GDP is simply a sum of Consumer spending, Government expenditure, Investment, and Net Export. Kenya’s GDP is about $41.4 billion with government expenditure standing at about $5 billion. That makes government spending about 12% of the GDP. From this 12%, Raila wants to spend 10% on infrastructure. That leaves Raila with 2% of the GDP to spend on Health, Education, National Defense, and so on. I wonder how Raila will manage to split this 2% between free secondary education, universal healthcare and other social programs.
We must also ask ourselves how Raila’s ambitious economy will work when the central government will be left with 40% of national revenue after sending 60% to regional governments. The Raila administration will have to work with about $1.7 billion since our national revenue stands at about $4.7 billion.

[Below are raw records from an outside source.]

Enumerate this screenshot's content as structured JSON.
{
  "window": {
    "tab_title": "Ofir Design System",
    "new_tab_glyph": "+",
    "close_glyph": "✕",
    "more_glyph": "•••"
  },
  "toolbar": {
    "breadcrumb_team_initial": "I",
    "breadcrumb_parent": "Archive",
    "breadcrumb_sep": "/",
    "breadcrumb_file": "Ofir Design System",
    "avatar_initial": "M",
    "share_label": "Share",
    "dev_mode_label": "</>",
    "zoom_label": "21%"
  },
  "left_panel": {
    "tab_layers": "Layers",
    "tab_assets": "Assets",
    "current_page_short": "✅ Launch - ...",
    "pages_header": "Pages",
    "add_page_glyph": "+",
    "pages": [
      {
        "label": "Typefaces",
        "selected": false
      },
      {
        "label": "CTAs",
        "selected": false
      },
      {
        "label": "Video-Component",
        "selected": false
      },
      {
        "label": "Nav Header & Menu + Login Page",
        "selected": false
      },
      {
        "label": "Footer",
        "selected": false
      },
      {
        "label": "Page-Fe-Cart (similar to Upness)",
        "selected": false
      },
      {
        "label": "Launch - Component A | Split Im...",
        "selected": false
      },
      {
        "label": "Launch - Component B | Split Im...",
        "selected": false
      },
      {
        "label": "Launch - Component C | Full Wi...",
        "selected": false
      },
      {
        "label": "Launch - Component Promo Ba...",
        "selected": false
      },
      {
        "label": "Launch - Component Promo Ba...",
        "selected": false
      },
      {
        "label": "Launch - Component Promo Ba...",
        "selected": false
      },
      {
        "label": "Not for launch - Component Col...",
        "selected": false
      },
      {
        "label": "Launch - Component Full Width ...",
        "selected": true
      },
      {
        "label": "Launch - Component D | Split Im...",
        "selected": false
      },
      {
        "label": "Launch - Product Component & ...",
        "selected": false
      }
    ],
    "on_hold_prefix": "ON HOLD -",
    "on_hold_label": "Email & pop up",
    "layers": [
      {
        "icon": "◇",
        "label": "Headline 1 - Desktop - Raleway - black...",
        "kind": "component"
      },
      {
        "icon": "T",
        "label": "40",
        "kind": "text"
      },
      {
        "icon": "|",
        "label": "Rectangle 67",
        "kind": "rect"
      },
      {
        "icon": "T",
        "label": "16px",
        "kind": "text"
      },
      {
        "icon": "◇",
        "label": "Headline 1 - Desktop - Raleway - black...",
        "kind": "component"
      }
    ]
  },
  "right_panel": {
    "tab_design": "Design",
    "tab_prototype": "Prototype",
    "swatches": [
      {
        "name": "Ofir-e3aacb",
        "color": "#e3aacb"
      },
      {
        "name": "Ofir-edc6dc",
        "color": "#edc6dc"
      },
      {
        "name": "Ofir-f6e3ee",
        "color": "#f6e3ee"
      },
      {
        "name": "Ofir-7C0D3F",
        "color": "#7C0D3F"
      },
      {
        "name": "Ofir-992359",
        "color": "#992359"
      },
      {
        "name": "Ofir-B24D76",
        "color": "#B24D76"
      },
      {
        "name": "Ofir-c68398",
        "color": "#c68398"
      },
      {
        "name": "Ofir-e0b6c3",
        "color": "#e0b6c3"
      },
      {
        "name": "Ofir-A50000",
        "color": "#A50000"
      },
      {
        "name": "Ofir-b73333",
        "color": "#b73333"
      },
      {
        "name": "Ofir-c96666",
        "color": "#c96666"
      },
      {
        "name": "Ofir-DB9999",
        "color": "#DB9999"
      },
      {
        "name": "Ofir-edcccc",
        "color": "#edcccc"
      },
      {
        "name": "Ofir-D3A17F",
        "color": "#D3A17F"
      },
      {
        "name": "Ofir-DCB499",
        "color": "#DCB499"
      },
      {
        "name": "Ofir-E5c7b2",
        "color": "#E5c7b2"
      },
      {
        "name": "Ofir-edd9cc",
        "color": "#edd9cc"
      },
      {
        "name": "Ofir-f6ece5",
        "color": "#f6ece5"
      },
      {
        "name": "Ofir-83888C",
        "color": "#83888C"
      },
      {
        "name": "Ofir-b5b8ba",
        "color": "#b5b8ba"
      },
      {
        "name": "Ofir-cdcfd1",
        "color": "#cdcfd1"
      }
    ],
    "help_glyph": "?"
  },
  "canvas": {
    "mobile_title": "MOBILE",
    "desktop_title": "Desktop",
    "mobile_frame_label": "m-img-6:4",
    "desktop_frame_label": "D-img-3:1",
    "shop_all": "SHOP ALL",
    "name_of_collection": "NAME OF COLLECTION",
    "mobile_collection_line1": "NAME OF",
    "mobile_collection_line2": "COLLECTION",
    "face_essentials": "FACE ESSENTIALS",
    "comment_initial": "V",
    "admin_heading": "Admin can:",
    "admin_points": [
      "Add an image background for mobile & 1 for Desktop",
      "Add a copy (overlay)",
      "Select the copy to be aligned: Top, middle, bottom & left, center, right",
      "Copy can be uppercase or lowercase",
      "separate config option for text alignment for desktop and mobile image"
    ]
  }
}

In this season of promises, we have to take promises with a pinch of salt. It is imperative that we go through these promises with a fine comb check for practicality. It is vital that our leaders strike a balance between populism and pragmatism. I can promise you the moon; the problem is how I deliver it.